There is a movement underway to get knitters out in the public and to show the craft is not just for grannies. One of the leaders of this campaign recently came to St. Paul.
More than 600 knitters packed into an auditorium at the University of St. Thomas in St. Paul to listen to words of wisdom from Stephanie Pearl-McPhee, the woman who calls herself the Yarn Harlot.
Just about every audience member was busy knitting something while listening to Pearl-McPhee's presentation. That's 1,200 needles in motion.
Pearl-McPhee describes herself as a dork with funny hair. This kind of attention is new to her.
"I think it's only that I'm managing to say out loud what everybody is thinking. I'm only saying what other knitters would say if they had the same platform I do," Pearl-McPhee said.
Pearl-McPhee is a mother of three from Toronto, Canada. Her main platform is her Yarn Harlot blog, which she started in 2004. She updates the blog daily with photos of her latest knitting project, snippets of philosophy and humorous anecdotes of the things she's learned while knitting.

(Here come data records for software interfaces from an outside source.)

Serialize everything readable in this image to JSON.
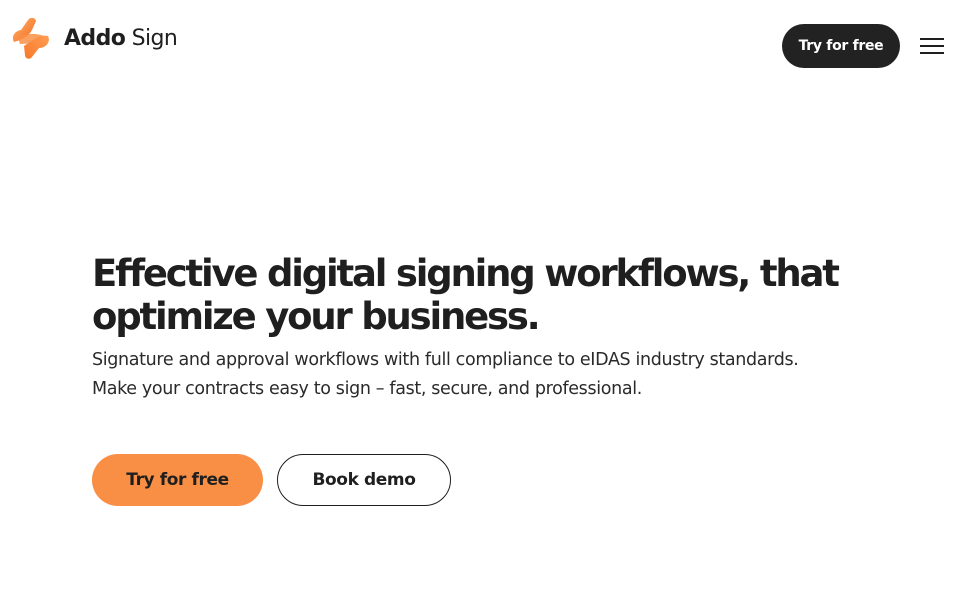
{
  "brand": {
    "name_primary": "Addo",
    "name_secondary": "Sign",
    "accent_color": "#f98f45",
    "logo_icon": "addo-logo-icon"
  },
  "header": {
    "cta_label": "Try for free",
    "menu_icon": "hamburger-menu-icon"
  },
  "hero": {
    "title": "Effective digital signing workflows, that optimize your business.",
    "subtitle": "Signature and approval workflows with full compliance to eIDAS industry standards. Make your contracts easy to sign – fast, secure, and professional.",
    "primary_cta": "Try for free",
    "secondary_cta": "Book demo"
  },
  "colors": {
    "dark_button": "#222222",
    "text": "#1f1f1f",
    "background": "#ffffff"
  }
}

She also uses the Web site and her connection with knitters to raise about $435,000 for Doctors Without Borders.
So about that name, the Yarn Harlot.
"I was writing about how I was knitting pink lace socks for my mother for her birthday. I had finished the first one and immediately developed a whopping case of second sock syndrome, where I would rather lick a camel than knit the second sock at that point," Pearl-McPhee said.

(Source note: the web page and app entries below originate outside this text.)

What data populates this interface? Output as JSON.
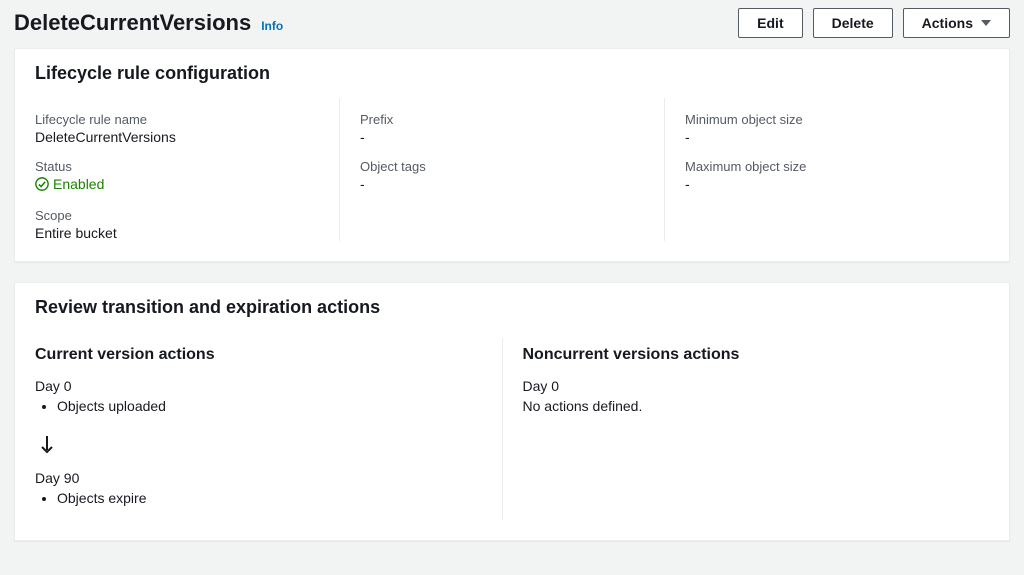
{
  "header": {
    "title": "DeleteCurrentVersions",
    "info": "Info",
    "buttons": {
      "edit": "Edit",
      "delete": "Delete",
      "actions": "Actions"
    }
  },
  "config": {
    "panel_title": "Lifecycle rule configuration",
    "col1": {
      "rule_name_label": "Lifecycle rule name",
      "rule_name_value": "DeleteCurrentVersions",
      "status_label": "Status",
      "status_value": "Enabled",
      "scope_label": "Scope",
      "scope_value": "Entire bucket"
    },
    "col2": {
      "prefix_label": "Prefix",
      "prefix_value": "-",
      "tags_label": "Object tags",
      "tags_value": "-"
    },
    "col3": {
      "min_label": "Minimum object size",
      "min_value": "-",
      "max_label": "Maximum object size",
      "max_value": "-"
    }
  },
  "review": {
    "panel_title": "Review transition and expiration actions",
    "current": {
      "heading": "Current version actions",
      "day0_label": "Day 0",
      "day0_item": "Objects uploaded",
      "day90_label": "Day 90",
      "day90_item": "Objects expire"
    },
    "noncurrent": {
      "heading": "Noncurrent versions actions",
      "day0_label": "Day 0",
      "none": "No actions defined."
    }
  }
}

"It's part of the challenge of socks. You get a false sense of accomplishment because you have a completed object, but not a pair. You have to overcome that and do the whole thing over again, even though it's lost much of its charm in the repeating."
"I was talking how I would rather go out and find a cross-dressing pirate, you know who needed one pink lace sock, than knit the second one," she continued. "I said that I guessed I just had yarn monogamy issues. I guess I was a yarn harlot. And the name stuck."
With more than 53 million knitters in the U.S., Pearl-McPhee is frustrated that knitting is still seen as an old-fashioned hobby for people with lots of spare time.
Knitters are extremely productive people who are good at multi-tasking and goal-setting, she says. Knitting also helps with mental focus, relaxation and math skills.
The message in her latest book, "Things I Learned from Knitting Whether I wanted to or Not," is that knitting is a metaphor for life, Pearl-McPhee says. Life, like knitting, requires patience, problem solving and letting go of perfection.
Before the fanatical crowds and her popular blog, Pearl-McPhee spent her childhood watching her grandmother, a professional knitter, create items on commission. Her grandmother taught her to knit when she was 4 years old.
"I remember everything about that moment. I remember it the way some people remember religious epiphany. I remember what she was wearing. I remember the birds. I remember everything about it. It was an instant intrigue that's gone on to last 35 years," said Pearl-McPhee.
In 2006, Pearl-McPhee started an event she dubbed the Knitting Olympics, a competition for knitters to start and finish one challenging project during the time frame of the Winter Olympics. More than 4,000 knitters worldwide participated.
She hopes to host another round during this summer's Beijing games. The slogan is, "16 days, many knitters, one dream."